Idaho House Bill 179 is an unusual thing – a cart positioned before the horse, that actually may help pull it.
It's what usually is called a “trailer bill,” which ordinarily is a measure intended to correct an error or clarify something in another bill that has passed or is about to. This one is unusual in that it has been drafted and introduced before the main bill has reached either the Senate or House floor, while there's still plenty of time to amend it. Which, under ordinary circumstances and in most years, is what might have happened.
But then, HB 179 also bears a close resemblance to another kind of legislative creation – the fig leaf – and that's where the story most likely lies.

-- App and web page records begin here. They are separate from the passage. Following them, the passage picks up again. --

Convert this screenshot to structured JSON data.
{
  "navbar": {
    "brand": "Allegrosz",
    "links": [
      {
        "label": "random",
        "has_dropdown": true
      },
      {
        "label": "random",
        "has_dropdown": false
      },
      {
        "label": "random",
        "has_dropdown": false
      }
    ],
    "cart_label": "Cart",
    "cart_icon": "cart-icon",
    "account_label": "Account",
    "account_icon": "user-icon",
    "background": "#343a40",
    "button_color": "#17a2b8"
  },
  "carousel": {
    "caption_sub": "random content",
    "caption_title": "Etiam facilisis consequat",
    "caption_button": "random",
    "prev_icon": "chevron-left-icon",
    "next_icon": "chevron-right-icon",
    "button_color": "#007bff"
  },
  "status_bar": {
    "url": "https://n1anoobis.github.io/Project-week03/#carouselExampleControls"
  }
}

The subject at hand is one of the hottest topics of this year's Idaho legislative session, the health insurance exchange. Such an exchange is mandated one way or the other by federal law: Either the state can set one up (within certain requirements), or the feds will institute one. Governor C.L. “Butch” Otter, no fan of the federal health care law, has argued (along with some legislative leaders, and many business community leaders) that Idaho would be better off with its own program. Critics, including much of the structure of the Idaho Republican Party and many (we don't know for certain how many) legislators are of a mind to say, “Hell no!” The bill (Senate Billl 1042) has cleared a Senate committee, but its future on the floor, and in the House, remain uncertain. (more…)